The historical horror story is about the lost Romanov princess Anastasia, one of the children of Russia’s last tsar. The tsar and his family were murdered in 1918 but for decades, in the absence of identifiable remains, rumors persisted that the young duchess had escaped. Masello creates a story of Anastasia’s fate, linking it to the “mad monk” Rasputin, to an artifact carrying cursed magic, and to the flu.
The genre combination in The Romanov Cross is highly unusual and I felt made for an enjoyable read. Masello makes the alternating storylines work. Also, I normally abhor supernatural elements in my science thrillers, but the supernatural/horror aspects of this story mesh nicely.
On the basis primarily of this story’s science thriller elements, I give it 3 stars (for average). There are some weak links in the scientific and medical stuff but nothing glaring enough to bother most readers. (I actually thought one element was totally wrong but looked into it and found the author was right. Mice are not normally affected by human influenzas, but the 1918 Spanish flu virus is an exception. It kills mice.) The expedition to the island is questionable in its goals and methods (including bringing mice, whether flu affects them or not) but I was willing to go with it because it’s key to the story. A few times I was pulled out of the story for sci/med reasons on more minor points, including an emergency surgery scenario that was a stretch, and when a character with possible flu exposure is not put into isolation/quarantine at the logical time.

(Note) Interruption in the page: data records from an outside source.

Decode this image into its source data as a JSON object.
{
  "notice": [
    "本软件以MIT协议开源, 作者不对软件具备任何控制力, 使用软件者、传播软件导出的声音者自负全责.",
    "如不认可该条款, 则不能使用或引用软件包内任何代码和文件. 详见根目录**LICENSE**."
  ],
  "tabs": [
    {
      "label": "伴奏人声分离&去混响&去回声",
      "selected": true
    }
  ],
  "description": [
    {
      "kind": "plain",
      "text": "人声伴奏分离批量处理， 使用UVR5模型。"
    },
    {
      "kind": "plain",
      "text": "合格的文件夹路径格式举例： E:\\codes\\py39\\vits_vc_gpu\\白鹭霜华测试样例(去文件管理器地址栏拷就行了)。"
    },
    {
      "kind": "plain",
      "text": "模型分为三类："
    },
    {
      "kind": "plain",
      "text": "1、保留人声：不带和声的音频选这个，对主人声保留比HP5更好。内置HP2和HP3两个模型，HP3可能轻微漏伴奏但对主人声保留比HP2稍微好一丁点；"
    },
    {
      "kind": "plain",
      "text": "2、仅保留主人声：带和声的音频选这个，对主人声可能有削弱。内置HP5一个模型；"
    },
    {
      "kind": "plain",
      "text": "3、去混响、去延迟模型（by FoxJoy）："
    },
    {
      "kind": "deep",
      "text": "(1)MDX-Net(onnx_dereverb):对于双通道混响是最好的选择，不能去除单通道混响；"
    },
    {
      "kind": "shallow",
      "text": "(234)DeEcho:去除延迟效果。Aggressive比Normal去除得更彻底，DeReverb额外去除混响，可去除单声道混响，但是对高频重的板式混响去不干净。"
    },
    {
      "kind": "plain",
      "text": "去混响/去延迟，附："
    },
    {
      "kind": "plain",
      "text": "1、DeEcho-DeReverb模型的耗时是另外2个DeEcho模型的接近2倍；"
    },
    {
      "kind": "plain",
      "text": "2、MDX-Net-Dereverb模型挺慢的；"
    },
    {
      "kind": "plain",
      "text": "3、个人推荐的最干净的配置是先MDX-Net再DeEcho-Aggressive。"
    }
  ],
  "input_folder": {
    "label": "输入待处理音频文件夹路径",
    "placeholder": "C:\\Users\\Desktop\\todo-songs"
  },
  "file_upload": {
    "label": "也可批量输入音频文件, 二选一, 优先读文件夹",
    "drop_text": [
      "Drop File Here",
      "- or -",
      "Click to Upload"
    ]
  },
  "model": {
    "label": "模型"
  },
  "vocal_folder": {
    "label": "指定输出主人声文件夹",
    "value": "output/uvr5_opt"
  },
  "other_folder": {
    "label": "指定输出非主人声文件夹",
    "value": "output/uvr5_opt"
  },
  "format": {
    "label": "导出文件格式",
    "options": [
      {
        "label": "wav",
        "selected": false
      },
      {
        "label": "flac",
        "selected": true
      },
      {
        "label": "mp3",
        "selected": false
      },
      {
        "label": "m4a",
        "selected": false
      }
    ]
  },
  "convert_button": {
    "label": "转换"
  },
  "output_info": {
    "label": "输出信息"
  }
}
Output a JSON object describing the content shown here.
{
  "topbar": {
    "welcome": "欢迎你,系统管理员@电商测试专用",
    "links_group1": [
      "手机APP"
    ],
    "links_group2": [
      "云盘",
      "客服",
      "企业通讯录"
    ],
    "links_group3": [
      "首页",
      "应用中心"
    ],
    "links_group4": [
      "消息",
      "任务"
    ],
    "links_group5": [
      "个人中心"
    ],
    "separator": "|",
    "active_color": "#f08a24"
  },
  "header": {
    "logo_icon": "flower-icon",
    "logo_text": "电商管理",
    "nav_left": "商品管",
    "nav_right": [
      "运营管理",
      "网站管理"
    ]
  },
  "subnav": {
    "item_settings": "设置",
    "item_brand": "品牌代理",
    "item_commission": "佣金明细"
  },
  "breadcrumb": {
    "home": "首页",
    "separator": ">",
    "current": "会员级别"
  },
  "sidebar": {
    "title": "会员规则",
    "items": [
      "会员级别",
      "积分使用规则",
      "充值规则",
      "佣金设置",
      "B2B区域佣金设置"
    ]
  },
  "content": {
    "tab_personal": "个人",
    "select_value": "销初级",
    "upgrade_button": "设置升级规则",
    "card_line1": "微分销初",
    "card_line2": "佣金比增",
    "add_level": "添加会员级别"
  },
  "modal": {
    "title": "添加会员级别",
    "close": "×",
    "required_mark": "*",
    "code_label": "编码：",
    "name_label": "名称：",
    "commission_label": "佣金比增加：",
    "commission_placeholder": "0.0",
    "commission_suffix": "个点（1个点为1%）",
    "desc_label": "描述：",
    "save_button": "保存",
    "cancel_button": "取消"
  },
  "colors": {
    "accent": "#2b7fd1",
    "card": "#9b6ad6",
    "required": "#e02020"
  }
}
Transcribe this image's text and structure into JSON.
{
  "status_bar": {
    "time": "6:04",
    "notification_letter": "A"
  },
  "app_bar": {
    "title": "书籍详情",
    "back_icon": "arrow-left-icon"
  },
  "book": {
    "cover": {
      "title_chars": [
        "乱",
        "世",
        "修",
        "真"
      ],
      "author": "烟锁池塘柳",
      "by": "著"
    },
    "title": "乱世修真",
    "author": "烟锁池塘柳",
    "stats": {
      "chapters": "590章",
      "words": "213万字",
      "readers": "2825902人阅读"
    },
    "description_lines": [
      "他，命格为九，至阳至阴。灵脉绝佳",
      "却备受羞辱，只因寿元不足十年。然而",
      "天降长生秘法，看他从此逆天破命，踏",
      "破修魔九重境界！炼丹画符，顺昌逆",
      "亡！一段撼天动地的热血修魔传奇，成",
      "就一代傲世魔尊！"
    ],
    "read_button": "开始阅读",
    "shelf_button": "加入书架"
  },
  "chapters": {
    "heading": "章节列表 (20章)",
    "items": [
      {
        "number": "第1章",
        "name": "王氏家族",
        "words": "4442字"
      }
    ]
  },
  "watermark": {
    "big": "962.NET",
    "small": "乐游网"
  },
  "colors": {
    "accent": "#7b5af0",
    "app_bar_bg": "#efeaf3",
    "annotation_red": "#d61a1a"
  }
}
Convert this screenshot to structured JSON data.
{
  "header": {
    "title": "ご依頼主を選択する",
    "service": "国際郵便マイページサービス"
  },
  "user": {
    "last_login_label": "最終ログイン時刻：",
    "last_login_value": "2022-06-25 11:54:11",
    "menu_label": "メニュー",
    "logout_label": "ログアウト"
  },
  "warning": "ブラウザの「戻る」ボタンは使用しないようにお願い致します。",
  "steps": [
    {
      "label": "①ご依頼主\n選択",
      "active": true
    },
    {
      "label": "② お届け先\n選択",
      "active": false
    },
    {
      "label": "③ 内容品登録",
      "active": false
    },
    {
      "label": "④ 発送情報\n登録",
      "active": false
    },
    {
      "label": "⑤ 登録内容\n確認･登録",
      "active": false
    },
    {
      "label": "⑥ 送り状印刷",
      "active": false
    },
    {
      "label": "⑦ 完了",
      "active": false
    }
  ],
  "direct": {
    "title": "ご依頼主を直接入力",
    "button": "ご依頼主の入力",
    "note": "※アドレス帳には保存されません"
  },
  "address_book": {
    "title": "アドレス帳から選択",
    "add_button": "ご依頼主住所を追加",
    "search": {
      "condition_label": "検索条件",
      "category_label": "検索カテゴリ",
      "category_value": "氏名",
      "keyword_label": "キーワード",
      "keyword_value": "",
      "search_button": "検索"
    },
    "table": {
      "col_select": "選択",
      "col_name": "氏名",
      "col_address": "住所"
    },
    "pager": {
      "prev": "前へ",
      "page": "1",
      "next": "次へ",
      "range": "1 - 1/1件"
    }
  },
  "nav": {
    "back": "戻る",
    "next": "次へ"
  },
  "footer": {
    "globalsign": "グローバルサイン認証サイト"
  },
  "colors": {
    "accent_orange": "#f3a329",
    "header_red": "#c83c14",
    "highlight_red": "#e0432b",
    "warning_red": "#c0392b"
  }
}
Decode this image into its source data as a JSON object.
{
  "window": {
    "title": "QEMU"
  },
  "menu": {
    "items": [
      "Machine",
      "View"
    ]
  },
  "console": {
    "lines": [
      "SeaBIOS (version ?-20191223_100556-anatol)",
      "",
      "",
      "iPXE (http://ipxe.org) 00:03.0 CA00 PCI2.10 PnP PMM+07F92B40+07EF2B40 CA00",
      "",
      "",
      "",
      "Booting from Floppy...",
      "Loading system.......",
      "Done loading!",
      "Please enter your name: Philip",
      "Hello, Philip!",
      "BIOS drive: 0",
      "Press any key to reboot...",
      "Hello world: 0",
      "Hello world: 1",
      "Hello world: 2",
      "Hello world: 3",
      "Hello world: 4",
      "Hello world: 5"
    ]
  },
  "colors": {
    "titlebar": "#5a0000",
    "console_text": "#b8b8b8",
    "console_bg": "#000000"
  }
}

Characters: Frank Slater is a stereotypical thriller hero. He’s smart, compassionate, and willing to defy authority, so much so that he gets court martialed for trying to save the life of an Afghan girl. Of course he has a failed marriage in his past because he is so dedicated to his work. For an epidemiologist, he is given an impossible spectrum of medical skills, including surgeon and manager of an infectious disease ICU. The love interest Nika Tincook is a more interesting character. She’s a trained anthropologist, native Inuit, and mayor of a tiny Alaskan town. The “villains,” Harvey Vane and his brother Charlie, are two-bit criminals and general screw-ups whose petty greed and stupidity get them in trouble way over their heads. My main problem with them and their sidekicks was they were irritatingly, beyond believable stupid. As in, here’s a laboratory, let’s bust open some vials and mess around with mice in the biohazard area-stupid. Characters in the Russian plot are reasonably well-drawn; Rasputin is particularly intriguing.
Readers intrigued by the subplot set in revolutionary Russia should treat the rating as higher. Overall, The Romanov Cross is good read but could be a lot tighter. I skimmed quite a bit and felt the book should have been at least 1/4 shorter.